US8226904Oct 29, 2004Jul 24, 2012Bayer Healthcare LlcOptical format with platform-and-well construction
EP1956359A1 *Oct 29, 2004Aug 13, 2008Bayer Healthcare, LLCFormats for optical analysis and methods of manufacturing the same
WO2002061387A2 *Oct 25, 2001Aug 8, 2002Exiqon AsOpen substrate platforms suitable for analysis of biomolecules
WO2005043133A1 *Oct 29, 2004May 12, 2005Bayer Healthcare LlcFormats for optical analysis and methods of manufacturing the same
Classifications
U.S. Classification359/536, 359/534, 422/940, 29/525, 403/380, 403/282, 403/345
International ClassificationG02B21/34, B29C65/56, B01L3/00, B01L9/00
Cooperative ClassificationB01L9/52, B01L2400/0406, B29C65/7814, B01L3/50853, B01L2200/0642, B29C65/565, B29C66/126, B01L2300/0822, B01L2300/043, G02B21/34, B29C66/54
European ClassificationB01L9/52, B01L3/50853, B29C65/56F, G02B21/34
Legal Events
DateCodeEventDescription
Feb 4, 2003FPAYFee payment
Year of fee payment: 12
Apr 17, 2001PRDPPatent reinstated due to the acceptance of a late maintenance fee
Effective date: 20010302
Feb 16, 2001FPAYFee payment

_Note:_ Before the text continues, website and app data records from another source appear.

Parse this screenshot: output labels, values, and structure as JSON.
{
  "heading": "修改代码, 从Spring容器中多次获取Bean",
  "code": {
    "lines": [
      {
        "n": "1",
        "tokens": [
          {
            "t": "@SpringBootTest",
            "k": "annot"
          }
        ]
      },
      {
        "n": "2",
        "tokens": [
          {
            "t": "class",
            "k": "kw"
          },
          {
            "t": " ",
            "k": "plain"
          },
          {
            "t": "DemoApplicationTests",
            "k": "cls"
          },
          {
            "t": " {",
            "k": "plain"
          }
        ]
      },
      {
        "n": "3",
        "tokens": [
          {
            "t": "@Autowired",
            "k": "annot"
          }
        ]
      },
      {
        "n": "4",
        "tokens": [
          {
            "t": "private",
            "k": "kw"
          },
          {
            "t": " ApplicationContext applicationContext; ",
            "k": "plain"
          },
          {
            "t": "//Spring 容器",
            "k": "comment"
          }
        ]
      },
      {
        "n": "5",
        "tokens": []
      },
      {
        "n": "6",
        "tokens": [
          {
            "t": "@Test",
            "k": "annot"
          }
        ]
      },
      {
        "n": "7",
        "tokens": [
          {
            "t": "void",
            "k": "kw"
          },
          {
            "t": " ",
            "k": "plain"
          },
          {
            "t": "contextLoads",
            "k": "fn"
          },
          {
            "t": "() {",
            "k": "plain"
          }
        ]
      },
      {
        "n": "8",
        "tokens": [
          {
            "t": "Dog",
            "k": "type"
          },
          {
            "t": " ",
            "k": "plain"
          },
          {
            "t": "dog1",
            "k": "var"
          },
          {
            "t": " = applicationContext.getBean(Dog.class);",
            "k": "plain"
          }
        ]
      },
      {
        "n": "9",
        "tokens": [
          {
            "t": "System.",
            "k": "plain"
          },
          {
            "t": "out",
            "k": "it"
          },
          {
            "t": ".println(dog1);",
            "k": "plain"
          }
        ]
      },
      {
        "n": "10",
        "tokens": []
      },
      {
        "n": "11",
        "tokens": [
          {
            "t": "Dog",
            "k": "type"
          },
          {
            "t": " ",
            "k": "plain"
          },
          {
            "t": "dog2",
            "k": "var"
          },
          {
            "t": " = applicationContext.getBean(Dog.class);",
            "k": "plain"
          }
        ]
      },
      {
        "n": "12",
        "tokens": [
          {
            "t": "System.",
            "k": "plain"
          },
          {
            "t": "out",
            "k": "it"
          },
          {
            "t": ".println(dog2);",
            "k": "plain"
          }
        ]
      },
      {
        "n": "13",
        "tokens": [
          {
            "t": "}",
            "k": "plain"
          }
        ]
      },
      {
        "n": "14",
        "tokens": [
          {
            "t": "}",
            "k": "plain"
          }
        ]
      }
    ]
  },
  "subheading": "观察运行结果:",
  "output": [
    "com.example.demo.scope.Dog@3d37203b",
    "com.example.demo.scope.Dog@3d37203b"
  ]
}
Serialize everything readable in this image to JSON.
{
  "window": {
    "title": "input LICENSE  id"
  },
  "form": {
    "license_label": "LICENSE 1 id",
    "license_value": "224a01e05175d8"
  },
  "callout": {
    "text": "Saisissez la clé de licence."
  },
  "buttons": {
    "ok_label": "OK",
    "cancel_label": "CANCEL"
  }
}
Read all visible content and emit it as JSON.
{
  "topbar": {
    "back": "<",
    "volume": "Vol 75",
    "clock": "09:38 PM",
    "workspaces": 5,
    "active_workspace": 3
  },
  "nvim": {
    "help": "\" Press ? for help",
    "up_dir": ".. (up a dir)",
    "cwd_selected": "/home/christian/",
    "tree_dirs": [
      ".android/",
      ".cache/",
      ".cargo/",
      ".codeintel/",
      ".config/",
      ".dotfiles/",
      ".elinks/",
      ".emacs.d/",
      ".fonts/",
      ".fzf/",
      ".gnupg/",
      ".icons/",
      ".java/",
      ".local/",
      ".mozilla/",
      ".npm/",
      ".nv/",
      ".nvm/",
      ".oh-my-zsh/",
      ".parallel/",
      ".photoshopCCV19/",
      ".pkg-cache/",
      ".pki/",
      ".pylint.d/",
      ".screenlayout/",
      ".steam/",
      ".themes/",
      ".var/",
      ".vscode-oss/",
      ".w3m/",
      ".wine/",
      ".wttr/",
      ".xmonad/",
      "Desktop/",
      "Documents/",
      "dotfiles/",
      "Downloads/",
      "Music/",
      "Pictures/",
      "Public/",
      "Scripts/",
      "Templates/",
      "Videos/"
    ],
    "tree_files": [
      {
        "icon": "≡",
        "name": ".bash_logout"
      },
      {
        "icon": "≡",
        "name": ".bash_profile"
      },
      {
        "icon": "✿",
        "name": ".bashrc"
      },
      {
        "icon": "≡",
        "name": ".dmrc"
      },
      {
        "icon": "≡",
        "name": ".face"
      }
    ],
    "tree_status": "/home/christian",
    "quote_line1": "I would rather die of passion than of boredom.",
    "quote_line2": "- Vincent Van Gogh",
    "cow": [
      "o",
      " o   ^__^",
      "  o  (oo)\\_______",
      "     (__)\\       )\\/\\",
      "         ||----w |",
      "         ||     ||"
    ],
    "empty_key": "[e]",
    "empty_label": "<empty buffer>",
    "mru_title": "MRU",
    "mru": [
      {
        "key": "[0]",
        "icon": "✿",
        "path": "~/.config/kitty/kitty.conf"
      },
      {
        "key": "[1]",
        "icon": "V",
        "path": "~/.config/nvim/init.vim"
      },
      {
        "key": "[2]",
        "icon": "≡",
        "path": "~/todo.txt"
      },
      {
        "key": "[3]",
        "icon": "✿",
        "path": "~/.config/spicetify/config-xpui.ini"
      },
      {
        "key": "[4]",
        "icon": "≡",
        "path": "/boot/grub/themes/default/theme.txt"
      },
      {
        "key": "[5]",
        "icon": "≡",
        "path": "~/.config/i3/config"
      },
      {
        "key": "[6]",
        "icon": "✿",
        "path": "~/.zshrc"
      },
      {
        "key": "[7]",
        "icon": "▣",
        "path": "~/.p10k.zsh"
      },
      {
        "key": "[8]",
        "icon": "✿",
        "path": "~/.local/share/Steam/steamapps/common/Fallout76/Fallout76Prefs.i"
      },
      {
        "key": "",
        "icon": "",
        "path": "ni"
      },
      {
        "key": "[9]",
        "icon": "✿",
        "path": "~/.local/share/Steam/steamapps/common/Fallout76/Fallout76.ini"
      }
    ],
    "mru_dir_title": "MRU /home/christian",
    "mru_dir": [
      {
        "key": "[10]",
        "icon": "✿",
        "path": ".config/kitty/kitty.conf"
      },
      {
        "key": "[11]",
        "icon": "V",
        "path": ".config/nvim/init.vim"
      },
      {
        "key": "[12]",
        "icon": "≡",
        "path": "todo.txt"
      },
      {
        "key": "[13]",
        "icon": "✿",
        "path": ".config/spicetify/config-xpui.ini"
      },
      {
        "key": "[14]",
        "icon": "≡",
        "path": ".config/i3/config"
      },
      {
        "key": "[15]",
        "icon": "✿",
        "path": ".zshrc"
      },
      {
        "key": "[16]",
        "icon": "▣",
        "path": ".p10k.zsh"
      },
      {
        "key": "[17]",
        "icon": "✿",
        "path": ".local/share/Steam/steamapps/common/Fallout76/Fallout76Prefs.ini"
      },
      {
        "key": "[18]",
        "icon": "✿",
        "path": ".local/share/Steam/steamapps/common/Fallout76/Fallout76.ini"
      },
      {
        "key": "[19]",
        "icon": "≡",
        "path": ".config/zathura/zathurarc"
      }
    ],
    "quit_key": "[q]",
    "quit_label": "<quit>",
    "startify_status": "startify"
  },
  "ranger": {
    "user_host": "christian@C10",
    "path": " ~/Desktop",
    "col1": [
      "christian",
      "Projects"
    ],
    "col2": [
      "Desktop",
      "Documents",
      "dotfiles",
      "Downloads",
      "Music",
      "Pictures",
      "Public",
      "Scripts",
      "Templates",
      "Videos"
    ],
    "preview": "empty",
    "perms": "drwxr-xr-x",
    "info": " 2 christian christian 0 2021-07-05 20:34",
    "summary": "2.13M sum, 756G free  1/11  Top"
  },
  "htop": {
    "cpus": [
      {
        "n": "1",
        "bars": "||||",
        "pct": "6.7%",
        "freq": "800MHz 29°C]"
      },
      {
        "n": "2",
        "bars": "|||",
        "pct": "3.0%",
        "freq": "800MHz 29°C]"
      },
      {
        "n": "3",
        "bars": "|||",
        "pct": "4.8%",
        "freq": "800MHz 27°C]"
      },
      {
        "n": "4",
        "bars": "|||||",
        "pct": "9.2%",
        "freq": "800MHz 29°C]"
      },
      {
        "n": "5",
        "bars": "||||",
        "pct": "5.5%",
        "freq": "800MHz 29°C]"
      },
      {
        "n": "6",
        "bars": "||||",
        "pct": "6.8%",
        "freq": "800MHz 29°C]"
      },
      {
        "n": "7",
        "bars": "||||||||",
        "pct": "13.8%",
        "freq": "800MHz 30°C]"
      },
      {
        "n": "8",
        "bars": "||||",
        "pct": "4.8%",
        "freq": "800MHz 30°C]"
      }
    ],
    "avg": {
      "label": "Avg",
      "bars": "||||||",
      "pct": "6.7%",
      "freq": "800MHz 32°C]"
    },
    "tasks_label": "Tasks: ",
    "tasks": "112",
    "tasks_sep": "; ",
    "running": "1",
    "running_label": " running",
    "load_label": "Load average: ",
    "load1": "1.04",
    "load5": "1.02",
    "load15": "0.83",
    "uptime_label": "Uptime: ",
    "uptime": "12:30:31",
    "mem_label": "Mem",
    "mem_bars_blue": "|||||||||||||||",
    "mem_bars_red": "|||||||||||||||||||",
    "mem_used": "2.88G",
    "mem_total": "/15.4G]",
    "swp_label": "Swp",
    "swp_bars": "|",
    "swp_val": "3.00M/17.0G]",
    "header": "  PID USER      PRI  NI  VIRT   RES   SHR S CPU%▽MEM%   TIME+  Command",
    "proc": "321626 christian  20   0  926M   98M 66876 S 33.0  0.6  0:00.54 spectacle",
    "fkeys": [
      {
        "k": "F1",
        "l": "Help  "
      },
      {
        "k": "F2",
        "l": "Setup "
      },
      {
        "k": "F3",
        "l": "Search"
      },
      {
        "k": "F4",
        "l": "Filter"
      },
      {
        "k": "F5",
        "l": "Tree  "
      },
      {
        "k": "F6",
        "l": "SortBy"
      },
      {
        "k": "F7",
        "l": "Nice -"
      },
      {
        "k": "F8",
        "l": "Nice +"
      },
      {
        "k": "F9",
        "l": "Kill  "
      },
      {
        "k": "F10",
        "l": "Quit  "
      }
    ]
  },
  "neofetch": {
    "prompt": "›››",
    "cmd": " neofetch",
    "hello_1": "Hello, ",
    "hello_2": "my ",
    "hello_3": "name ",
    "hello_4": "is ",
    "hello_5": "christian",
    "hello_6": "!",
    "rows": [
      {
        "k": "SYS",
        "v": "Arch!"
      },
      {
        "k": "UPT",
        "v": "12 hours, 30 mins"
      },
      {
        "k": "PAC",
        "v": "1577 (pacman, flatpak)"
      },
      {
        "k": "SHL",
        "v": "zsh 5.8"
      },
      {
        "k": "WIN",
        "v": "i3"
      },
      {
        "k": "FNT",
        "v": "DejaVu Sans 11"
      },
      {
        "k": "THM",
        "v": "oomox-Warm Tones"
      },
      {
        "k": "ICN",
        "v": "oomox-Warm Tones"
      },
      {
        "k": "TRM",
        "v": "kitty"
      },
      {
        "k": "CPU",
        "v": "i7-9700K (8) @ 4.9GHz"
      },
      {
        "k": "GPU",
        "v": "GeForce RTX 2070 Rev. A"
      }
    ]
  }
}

Year of fee payment: 8
Feb 16, 2001SULPSurcharge for late payment
Oct 12, 1999FPExpired due to failure to pay maintenance fee
Effective date: 19990730
Feb 23, 1999REMIMaintenance fee reminder mailed
Jul 31, 1995SULPSurcharge for late payment
Jul 31, 1995FPAYFee payment
Year of fee payment: 4
Mar 7, 1995REMIMaintenance fee reminder mailed
Mar 1, 1990ASAssignment
Owner name: V-TECH, INC., CALIFORNIA
Free format text: ASSIGNMENT OF ASSIGNORS INTEREST.;ASSIGNOR:FOLDENAUER, KENNETH J.;REEL/FRAME:005246/0142
Effective date: 19900215